But as of now it is still alive and well and is continuing to perform its mission efficiently and without interruption. For the next few years it will continue to beam back data that will be enormously helpful for astrophysicists and other space scientists seeking to expand their knowledge of nearby interstellar space.
Seeking Contact —for Better or Worse
Even if intelligent life is out there, speeding through the galaxy in near-light-speed spacecraft, searching everywhere for signs of life, the chances of it crossing paths with Voyager 1 would be infinitesimally small. As they travel through space Voyager 1 and Voyager 2 will remain the proverbial needles in the haystack, except in this case the haystack is large enough to span a distance of many light-years in all directions.
Nevertheless, NASA included a pair of gold-plated phonograph records in the Voyager 1 and Voyager 2 payloads, which will introduce human beings, human society and the planet Earth to any alien explorers that might stumble across the probe.
Among their contents, these copper discs contain more than 100 images and illustrations that cover a broad range of cultural, social, mathematical and scientific subject matter. This includes a detailed description of human anatomy and reproductive processes, and a stellar map that reveals the exact location of our planet and our Sun. The records also feature a variety of nature sounds, spoken greetings in 55 languages both ancient and modern, and special messages from U.S. President Jimmy Carter and U.N. Secretary General Kurt Waldheim (the latter choice of messenger was unfortunate, given later revelations that unmasked the Austrian Waldheim as a card-carrying member of the Nazi Party during the World War II era).

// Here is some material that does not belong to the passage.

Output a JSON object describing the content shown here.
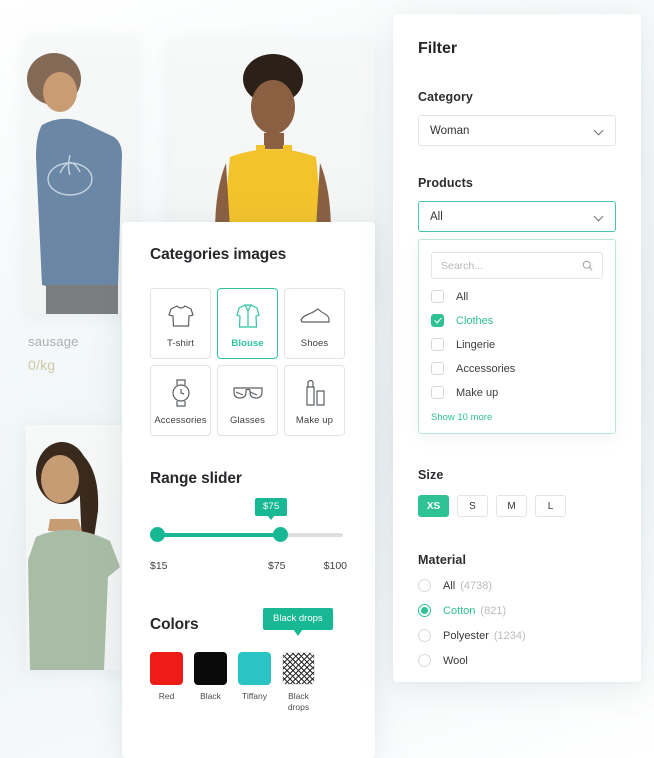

The committed that selected the content for these phonograph records was headed by the famed astronomer and popular science writer Carl Sagan.

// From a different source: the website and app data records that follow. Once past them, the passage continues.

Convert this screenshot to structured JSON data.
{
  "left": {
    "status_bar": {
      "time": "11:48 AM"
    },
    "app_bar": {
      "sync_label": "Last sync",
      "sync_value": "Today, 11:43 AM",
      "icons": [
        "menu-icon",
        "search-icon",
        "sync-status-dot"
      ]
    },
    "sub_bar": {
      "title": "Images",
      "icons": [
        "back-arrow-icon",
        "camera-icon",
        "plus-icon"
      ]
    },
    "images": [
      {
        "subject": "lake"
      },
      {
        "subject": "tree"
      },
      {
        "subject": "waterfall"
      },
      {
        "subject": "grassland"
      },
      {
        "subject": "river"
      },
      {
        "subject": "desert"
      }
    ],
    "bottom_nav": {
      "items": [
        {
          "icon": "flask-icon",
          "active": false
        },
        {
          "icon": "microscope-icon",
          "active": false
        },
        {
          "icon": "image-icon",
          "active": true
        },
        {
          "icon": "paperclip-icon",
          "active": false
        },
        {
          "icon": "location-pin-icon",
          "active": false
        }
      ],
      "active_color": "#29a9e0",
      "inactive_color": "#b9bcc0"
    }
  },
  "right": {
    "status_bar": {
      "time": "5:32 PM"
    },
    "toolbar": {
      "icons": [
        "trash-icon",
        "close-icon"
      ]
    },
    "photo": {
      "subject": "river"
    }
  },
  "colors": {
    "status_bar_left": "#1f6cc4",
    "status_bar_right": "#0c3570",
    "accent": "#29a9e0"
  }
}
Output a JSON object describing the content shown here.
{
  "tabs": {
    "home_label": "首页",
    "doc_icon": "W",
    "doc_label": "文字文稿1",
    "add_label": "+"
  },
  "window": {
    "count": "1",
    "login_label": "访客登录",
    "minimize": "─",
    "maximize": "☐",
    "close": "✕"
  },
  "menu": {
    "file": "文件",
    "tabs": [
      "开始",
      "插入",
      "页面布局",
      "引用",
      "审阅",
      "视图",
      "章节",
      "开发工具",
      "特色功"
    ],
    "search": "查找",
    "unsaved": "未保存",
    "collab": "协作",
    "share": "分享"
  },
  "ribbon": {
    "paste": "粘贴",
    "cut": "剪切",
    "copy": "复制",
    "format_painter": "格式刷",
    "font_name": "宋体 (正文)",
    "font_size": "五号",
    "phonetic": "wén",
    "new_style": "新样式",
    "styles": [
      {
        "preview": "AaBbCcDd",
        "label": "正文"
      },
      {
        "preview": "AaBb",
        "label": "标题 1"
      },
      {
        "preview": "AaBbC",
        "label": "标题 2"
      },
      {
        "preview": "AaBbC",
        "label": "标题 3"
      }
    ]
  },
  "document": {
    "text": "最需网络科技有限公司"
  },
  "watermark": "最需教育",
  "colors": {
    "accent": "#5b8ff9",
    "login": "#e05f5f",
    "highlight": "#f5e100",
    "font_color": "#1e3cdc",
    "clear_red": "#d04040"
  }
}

“The spacecraft will be encountered and the record played only if there are advanced spacefaring civilizations in interstellar space,” Sagan acknowledged. “But the launching of this “bottle” into the cosmic ocean says something very hopeful about life on this planet.”
‘Hopeful’ is one word to describe the inclusion of this information. But ‘naive’ might be another.
Should a benevolent civilization discover Voyager 1, it would have a road map to follow to find us, and it would learn a lot of important facts about who we are and how we think, behave and function. But a race of interstellar predators scavenging the galaxy in search of precious metals, slave labor or a two-legged food source might be even more excited to find such a road map, along with valuable information that might make it that much easier to conquer us.
Either scenario is conceivable, should the Voyager 1 be picked up by extraterrestrial travelers. Then again, if a space-faring civilization did find our probe and examine its contents, they might be so unimpressed by our backwardness that they wouldn’t even bother to track us down.
One thing we do know is that unless it is hit by some type of space debris, the Voyager 1 will continue to float through the interstellar void for centuries after it loses the ability to communicate with Earth. That means it could be discovered long after its creators have passed away, meaning future generations may suffer the consequences for their ancestors’ mistakes—or enjoy the benefits of their wise decision to send out a beacon begging for contact.
By Nathan Falde